Worship forms Christians in certain habits from which they learn the virtues of peaceableness, of reasoned argument, of concern for the weak, and even love for the enemy. That Bush is more given to fits of temper than Kerry, that he seems actually to prefer a violent imperial posture towards the outside world than a consensual and multilateral stance, that he frequently makes messianic claims to know the rightness of his cause despite the evidence, and that he opposes the righteousness of the empire he would lead to the evil of its opponents ? these hardly display the key lineaments of Christian character as we read of it in the New Testament, or as it is understood by Augustine or Aquinas or Calvin.
So are Christians idealists or realists? Well, in this election the majority of faith-based interventions have clearly been on the idealist side of the spectrum. The states which Kerry was always going to win included California and New York, where fewer people go to church, while most of the southern and more churchgoing states were committed to Bush before the campaign began. Southern Baptists, evangelical mega-churches and conservative Catholic parishes, and even pacifist but conservative religious groups like the Amish, all backed Bush.

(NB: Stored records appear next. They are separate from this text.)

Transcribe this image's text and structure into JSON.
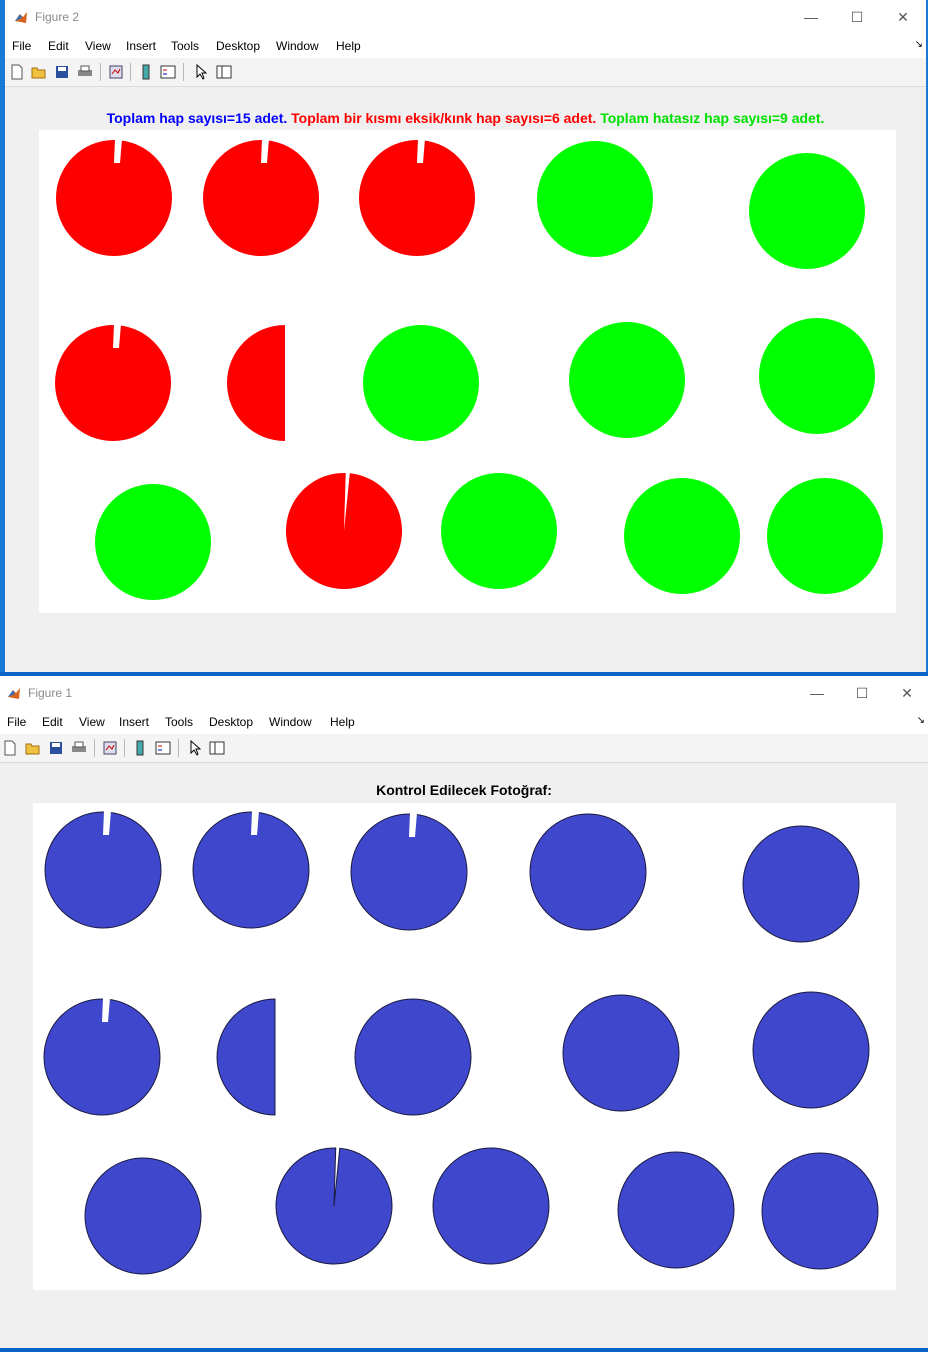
{
  "windows": [
    {
      "id": "fig2",
      "title": "Figure 2",
      "title_parts": [
        {
          "text": "Toplam hap sayısı=15 adet.",
          "color": "#0000ff"
        },
        {
          "text": "Toplam bir kısmı eksik/kınk hap sayısı=6 adet.",
          "color": "#ff0000"
        },
        {
          "text": "Toplam hatasız hap sayısı=9 adet.",
          "color": "#00e000"
        }
      ]
    },
    {
      "id": "fig1",
      "title": "Figure 1",
      "figure_title": "Kontrol Edilecek Fotoğraf:"
    }
  ],
  "menu": [
    "File",
    "Edit",
    "View",
    "Insert",
    "Tools",
    "Desktop",
    "Window",
    "Help"
  ],
  "window_controls": {
    "minimize": "—",
    "maximize": "☐",
    "close": "✕"
  },
  "toolbar_icons": [
    "new-figure-icon",
    "open-file-icon",
    "save-icon",
    "print-icon",
    "link-plot-icon",
    "colorbar-icon",
    "legend-icon",
    "edit-plot-icon",
    "property-inspector-icon"
  ],
  "colors": {
    "defective": "#ff0000",
    "intact": "#00ff00",
    "original": "#3f48cc"
  },
  "pills": [
    {
      "status": "defective",
      "defect": "notch"
    },
    {
      "status": "defective",
      "defect": "notch"
    },
    {
      "status": "defective",
      "defect": "notch"
    },
    {
      "status": "intact"
    },
    {
      "status": "intact"
    },
    {
      "status": "defective",
      "defect": "notch"
    },
    {
      "status": "defective",
      "defect": "half"
    },
    {
      "status": "intact"
    },
    {
      "status": "intact"
    },
    {
      "status": "intact"
    },
    {
      "status": "intact"
    },
    {
      "status": "defective",
      "defect": "wedge"
    },
    {
      "status": "intact"
    },
    {
      "status": "intact"
    },
    {
      "status": "intact"
    }
  ]
}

For European Christians the really disturbing thing about this election is not that religious people, and moral issues close to their hearts, including the lives of the unborn, were central to this campaign. It is rather the way in which the religious and Republican Right have merged around an openly imperial agenda in which the power of the federal government and the military are used to impose the often dubious moral stances of a governing elite on those who resist their power both at home and abroad. This is not Christian idealism but plutocratic idolatry in which the power and privileges of the few are raised to the level of a religiously hallowed reality claim while the poor and the weak, including the 100,000 Iraqi civilians who have died since the American invasion according to a well-researched study in The Lancet last week, are excluded from any claim to know how the world truly is. And yet it was precisely as a vulnerable child, a non-violent teacher, and a crucified trouble-maker in an occupied land that God chose to reveal the truth of the divine Word by which reality was created. This ultimate reality check resisted the claim of an empire and its servants to know the truth and impose their fiat on the children of God.
Michael Northcott is reader in Christian ethics at the University of Edinburgh, and is a priest in the Scottish Episcopal Church. His latest book, An Angel Directs the Storm: apocalyptic religion and American empire, was published last week by I.B. Tauris.